* How to complete this task:
Print the records below word for word, but leave out the pictures.

*** Data supplied Section Begins ***

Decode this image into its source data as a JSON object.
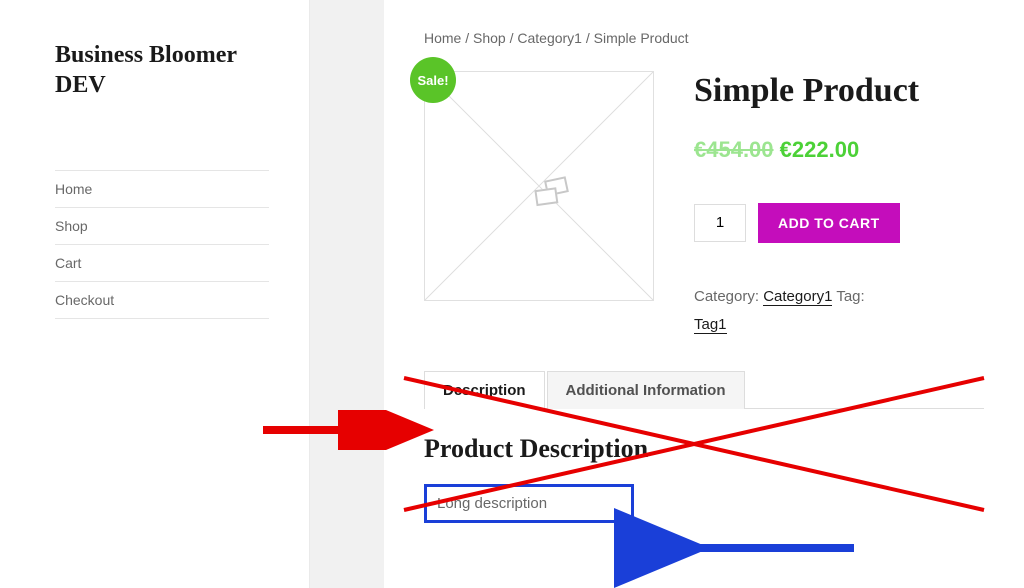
{
  "site": {
    "title": "Business Bloomer DEV"
  },
  "nav": {
    "items": [
      {
        "label": "Home"
      },
      {
        "label": "Shop"
      },
      {
        "label": "Cart"
      },
      {
        "label": "Checkout"
      }
    ]
  },
  "breadcrumb": "Home / Shop / Category1 / Simple Product",
  "product": {
    "sale_badge": "Sale!",
    "title": "Simple Product",
    "old_price": "€454.00",
    "new_price": "€222.00",
    "qty": "1",
    "add_to_cart": "ADD TO CART",
    "meta": {
      "category_label": "Category:",
      "category_value": "Category1",
      "tag_label": "Tag:",
      "tag_value": "Tag1"
    }
  },
  "tabs": {
    "description": "Description",
    "additional": "Additional Information"
  },
  "description": {
    "heading": "Product Description",
    "body": "Long description"
  }
}
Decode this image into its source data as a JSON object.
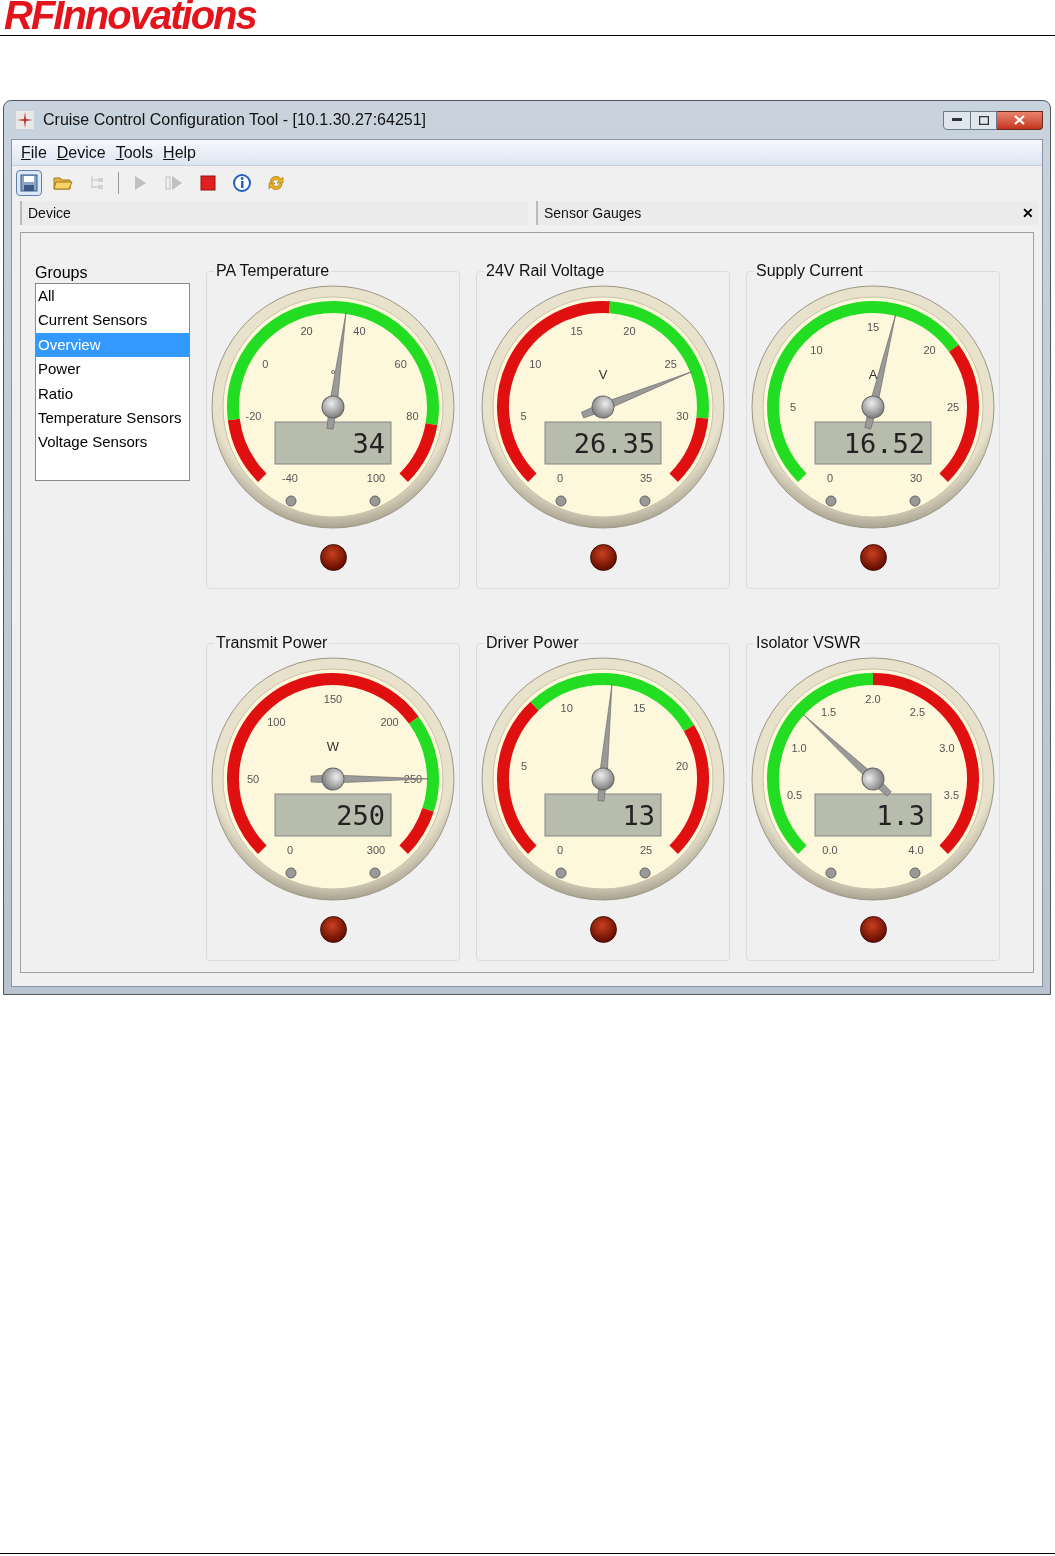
{
  "logo": "RFInnovations",
  "window": {
    "title": "Cruise Control Configuration Tool - [10.1.30.27:64251]"
  },
  "menu": [
    "File",
    "Device",
    "Tools",
    "Help"
  ],
  "toolbar": [
    {
      "kind": "save",
      "disabled": false,
      "pressed": true
    },
    {
      "kind": "open",
      "disabled": false,
      "pressed": false
    },
    {
      "kind": "tree",
      "disabled": true,
      "pressed": false
    },
    {
      "kind": "separator"
    },
    {
      "kind": "play",
      "disabled": true,
      "pressed": false
    },
    {
      "kind": "step",
      "disabled": true,
      "pressed": false
    },
    {
      "kind": "stop",
      "disabled": false,
      "pressed": false
    },
    {
      "kind": "info",
      "disabled": false,
      "pressed": false
    },
    {
      "kind": "refresh",
      "disabled": false,
      "pressed": false
    }
  ],
  "views": [
    {
      "title": "Device"
    },
    {
      "title": "Sensor Gauges",
      "close_label": "✕"
    }
  ],
  "groups": {
    "label": "Groups",
    "items": [
      {
        "label": "All",
        "selected": false
      },
      {
        "label": "Current Sensors",
        "selected": false
      },
      {
        "label": "Overview",
        "selected": true
      },
      {
        "label": "Power",
        "selected": false
      },
      {
        "label": "Ratio",
        "selected": false
      },
      {
        "label": "Temperature Sensors",
        "selected": false
      },
      {
        "label": "Voltage Sensors",
        "selected": false
      }
    ]
  },
  "gauges": [
    {
      "title": "PA Temperature",
      "unit": "°",
      "scale": [
        "-40",
        "-20",
        "0",
        "20",
        "40",
        "60",
        "80",
        "100"
      ],
      "reading": "34",
      "level": 0.529
    },
    {
      "title": "24V Rail Voltage",
      "unit": "V",
      "scale": [
        "0",
        "5",
        "10",
        "15",
        "20",
        "25",
        "30",
        "35"
      ],
      "reading": "26.35",
      "level": 0.753
    },
    {
      "title": "Supply Current",
      "unit": "A",
      "scale": [
        "0",
        "5",
        "10",
        "15",
        "20",
        "25",
        "30"
      ],
      "reading": "16.52",
      "level": 0.551
    },
    {
      "title": "Transmit Power",
      "unit": "W",
      "scale": [
        "0",
        "50",
        "100",
        "150",
        "200",
        "250",
        "300"
      ],
      "reading": "250",
      "level": 0.833
    },
    {
      "title": "Driver Power",
      "scale": [
        "0",
        "5",
        "10",
        "15",
        "20",
        "25"
      ],
      "reading": "13",
      "level": 0.52
    },
    {
      "title": "Isolator VSWR",
      "scale": [
        "0.0",
        "0.5",
        "1.0",
        "1.5",
        "2.0",
        "2.5",
        "3.0",
        "3.5",
        "4.0"
      ],
      "reading": "1.3",
      "level": 0.325
    }
  ]
}
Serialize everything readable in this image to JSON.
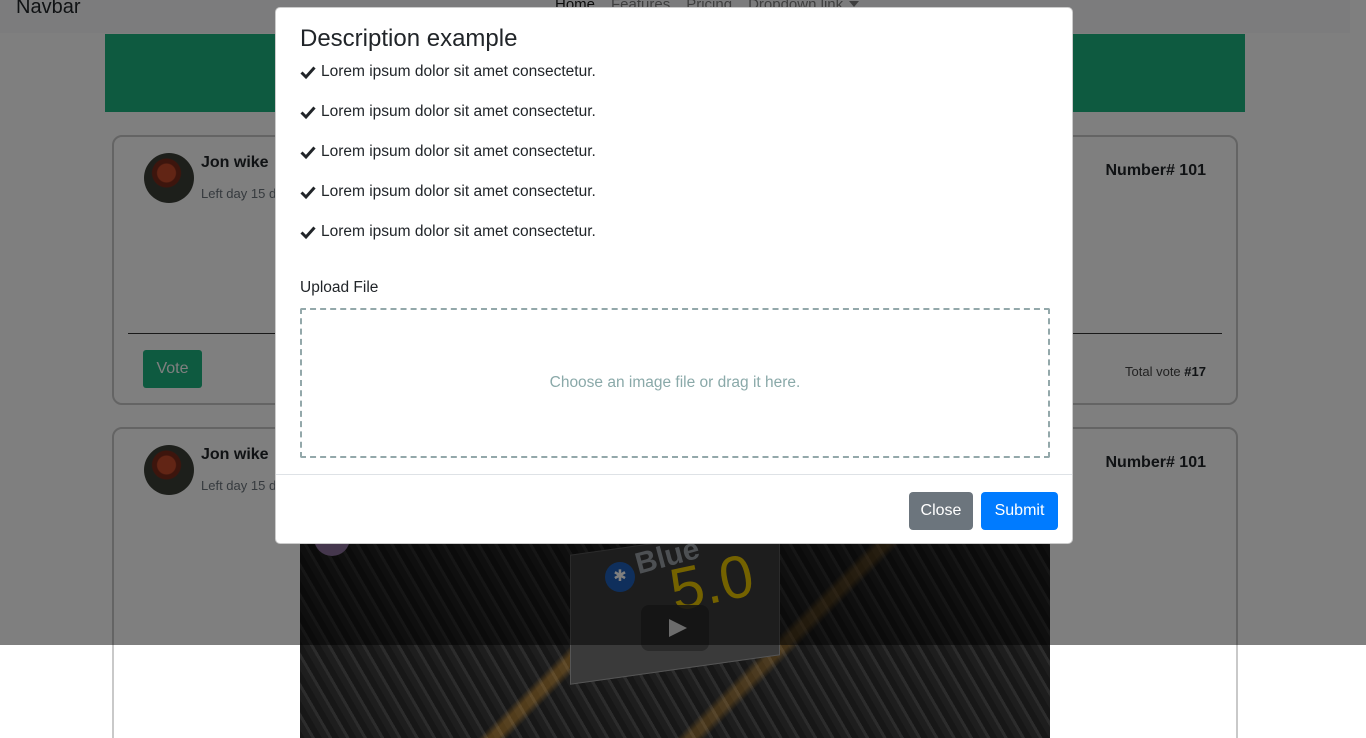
{
  "navbar": {
    "brand": "Navbar",
    "links": [
      {
        "label": "Home",
        "active": true
      },
      {
        "label": "Features"
      },
      {
        "label": "Pricing"
      },
      {
        "label": "Dropdown link"
      }
    ]
  },
  "cards": [
    {
      "author": "Jon wike",
      "meta": "Left day 15 d",
      "number": "Number# 101",
      "vote_label": "Vote",
      "total_vote_label": "Total vote",
      "total_vote_value": "#17"
    },
    {
      "author": "Jon wike",
      "meta": "Left day 15 d",
      "number": "Number# 101",
      "video": {
        "brand_text": "Blue",
        "version": "5.0",
        "icon": "bluetooth-icon"
      }
    }
  ],
  "modal": {
    "title": "Description example",
    "items": [
      "Lorem ipsum dolor sit amet consectetur.",
      "Lorem ipsum dolor sit amet consectetur.",
      "Lorem ipsum dolor sit amet consectetur.",
      "Lorem ipsum dolor sit amet consectetur.",
      "Lorem ipsum dolor sit amet consectetur."
    ],
    "upload_label": "Upload File",
    "dropzone_text": "Choose an image file or drag it here.",
    "close_label": "Close",
    "submit_label": "Submit"
  },
  "colors": {
    "accent_green": "#1db480",
    "primary_blue": "#007bff",
    "secondary_gray": "#6c757d",
    "dropzone_border": "#93a8aa"
  }
}
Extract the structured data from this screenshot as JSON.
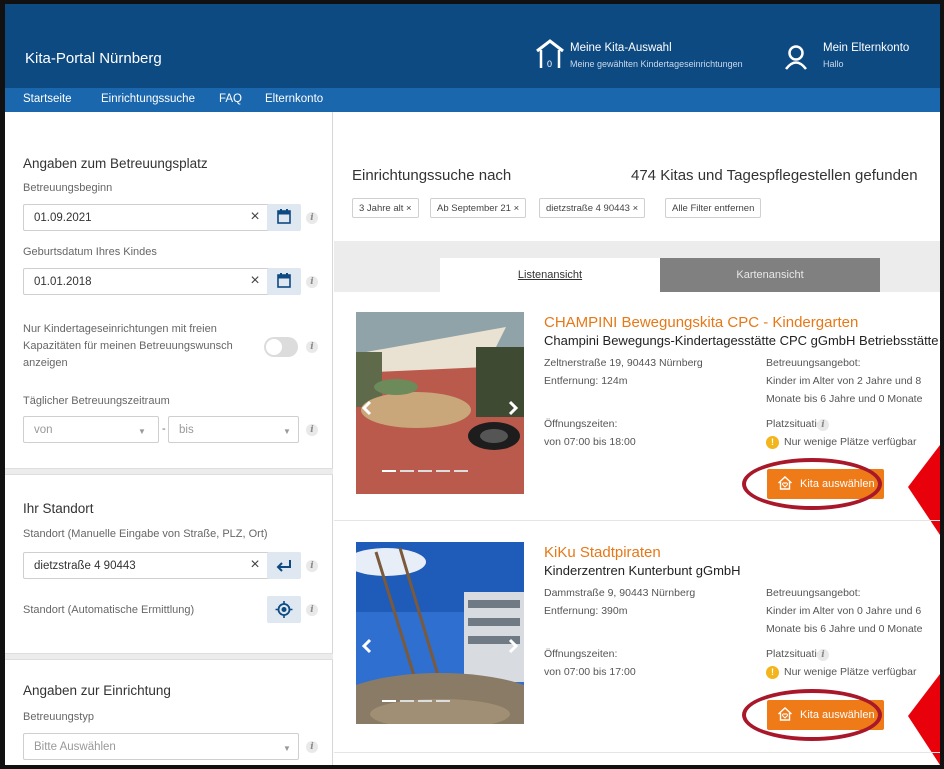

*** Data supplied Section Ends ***

* Written response:
Decode this image into its source data as a JSON object.
{
  "site": {
    "title": "Business Bloomer DEV"
  },
  "nav": {
    "items": [
      {
        "label": "Home"
      },
      {
        "label": "Shop"
      },
      {
        "label": "Cart"
      },
      {
        "label": "Checkout"
      }
    ]
  },
  "breadcrumb": "Home / Shop / Category1 / Simple Product",
  "product": {
    "sale_badge": "Sale!",
    "title": "Simple Product",
    "old_price": "€454.00",
    "new_price": "€222.00",
    "qty": "1",
    "add_to_cart": "ADD TO CART",
    "meta": {
      "category_label": "Category:",
      "category_value": "Category1",
      "tag_label": "Tag:",
      "tag_value": "Tag1"
    }
  },
  "tabs": {
    "description": "Description",
    "additional": "Additional Information"
  },
  "description": {
    "heading": "Product Description",
    "body": "Long description"
  }
}
Decode this image into its source data as a JSON object.
{
  "logo": "RFInnovations",
  "window": {
    "title": "Cruise Control Configuration Tool - [10.1.30.27:64251]"
  },
  "menu": [
    "File",
    "Device",
    "Tools",
    "Help"
  ],
  "toolbar": [
    {
      "kind": "save",
      "disabled": false,
      "pressed": true
    },
    {
      "kind": "open",
      "disabled": false,
      "pressed": false
    },
    {
      "kind": "tree",
      "disabled": true,
      "pressed": false
    },
    {
      "kind": "separator"
    },
    {
      "kind": "play",
      "disabled": true,
      "pressed": false
    },
    {
      "kind": "step",
      "disabled": true,
      "pressed": false
    },
    {
      "kind": "stop",
      "disabled": false,
      "pressed": false
    },
    {
      "kind": "info",
      "disabled": false,
      "pressed": false
    },
    {
      "kind": "refresh",
      "disabled": false,
      "pressed": false
    }
  ],
  "views": [
    {
      "title": "Device"
    },
    {
      "title": "Sensor Gauges",
      "close_label": "✕"
    }
  ],
  "groups": {
    "label": "Groups",
    "items": [
      {
        "label": "All",
        "selected": false
      },
      {
        "label": "Current Sensors",
        "selected": false
      },
      {
        "label": "Overview",
        "selected": true
      },
      {
        "label": "Power",
        "selected": false
      },
      {
        "label": "Ratio",
        "selected": false
      },
      {
        "label": "Temperature Sensors",
        "selected": false
      },
      {
        "label": "Voltage Sensors",
        "selected": false
      }
    ]
  },
  "gauges": [
    {
      "title": "PA Temperature",
      "unit": "°",
      "scale": [
        "-40",
        "-20",
        "0",
        "20",
        "40",
        "60",
        "80",
        "100"
      ],
      "reading": "34",
      "level": 0.529
    },
    {
      "title": "24V Rail Voltage",
      "unit": "V",
      "scale": [
        "0",
        "5",
        "10",
        "15",
        "20",
        "25",
        "30",
        "35"
      ],
      "reading": "26.35",
      "level": 0.753
    },
    {
      "title": "Supply Current",
      "unit": "A",
      "scale": [
        "0",
        "5",
        "10",
        "15",
        "20",
        "25",
        "30"
      ],
      "reading": "16.52",
      "level": 0.551
    },
    {
      "title": "Transmit Power",
      "unit": "W",
      "scale": [
        "0",
        "50",
        "100",
        "150",
        "200",
        "250",
        "300"
      ],
      "reading": "250",
      "level": 0.833
    },
    {
      "title": "Driver Power",
      "scale": [
        "0",
        "5",
        "10",
        "15",
        "20",
        "25"
      ],
      "reading": "13",
      "level": 0.52
    },
    {
      "title": "Isolator VSWR",
      "scale": [
        "0.0",
        "0.5",
        "1.0",
        "1.5",
        "2.0",
        "2.5",
        "3.0",
        "3.5",
        "4.0"
      ],
      "reading": "1.3",
      "level": 0.325
    }
  ]
}
Serialize everything readable in this image to JSON.
{
  "navbar": {
    "brand": "Navbar",
    "links": [
      {
        "label": "Home",
        "active": true
      },
      {
        "label": "Features"
      },
      {
        "label": "Pricing"
      },
      {
        "label": "Dropdown link"
      }
    ]
  },
  "cards": [
    {
      "author": "Jon wike",
      "meta": "Left day 15 d",
      "number": "Number# 101",
      "vote_label": "Vote",
      "total_vote_label": "Total vote",
      "total_vote_value": "#17"
    },
    {
      "author": "Jon wike",
      "meta": "Left day 15 d",
      "number": "Number# 101",
      "video": {
        "brand_text": "Blue",
        "version": "5.0",
        "icon": "bluetooth-icon"
      }
    }
  ],
  "modal": {
    "title": "Description example",
    "items": [
      "Lorem ipsum dolor sit amet consectetur.",
      "Lorem ipsum dolor sit amet consectetur.",
      "Lorem ipsum dolor sit amet consectetur.",
      "Lorem ipsum dolor sit amet consectetur.",
      "Lorem ipsum dolor sit amet consectetur."
    ],
    "upload_label": "Upload File",
    "dropzone_text": "Choose an image file or drag it here.",
    "close_label": "Close",
    "submit_label": "Submit"
  },
  "colors": {
    "accent_green": "#1db480",
    "primary_blue": "#007bff",
    "secondary_gray": "#6c757d",
    "dropzone_border": "#93a8aa"
  }
}
Extract the structured data from this screenshot as JSON.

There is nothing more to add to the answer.